RE-Juicing the Common Ground with Rowan Duczek
Service is a complex term because of its linguistic closeness to servitude, and can be a delight or a chore. I presume many of us will have experienced service by people who did not want to serve, the bored shop assistant or the arrogant waiter, and it is a demeaning experience. Good, enjoyable service has more in common with Play than with Duty. Play involves attention, focus and fun, while service linked to Duty can become stale and foster resentment.
Within the spiritual and New Age literature one finds terms like ‘being a World Server’ or an ‘Emissary of Light’ that sound very grandiose. For me, service is a quiet and most of all a natural activity that nourishes both, giver and receiver. I have a garden and Nature gives so generously if I put some effort in, and so it is with people and projects.
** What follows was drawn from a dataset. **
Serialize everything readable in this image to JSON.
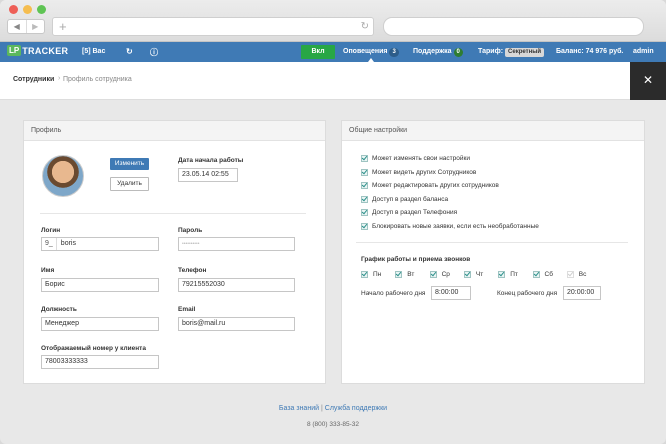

Possibly, a healthy attitude to service entails that it is given without the secret desire for praise and acknowledgement.
Some 50 years ago my mum – mother of 5 daughters – said in a grave voice, “A woman’s role is to serve” and my rebellious 14 year old self shot back, “I will NEVER serve!” Now, looking back, it seems that I have served my own little family all my life, as parents do. But I also create spaces to nourish myself. After the quick succession of her children leaving home, my mum needed years to get in touch again with her own needs and undoubted creative talents. Perhaps, service is ultimately a question of balance and proportion. It is helpful to ask oneself honestly, “Why am I doing this and what is my intention?” Once clear on these points, it bypasses the sense of ‘feeling used’ or any notion of self-aggrandisement
- Have you experienced positive, life-affirming service either as a giver or receiver?
- Were there times when service has felt like a chore, and why?
- How do you create spaces that nourish you?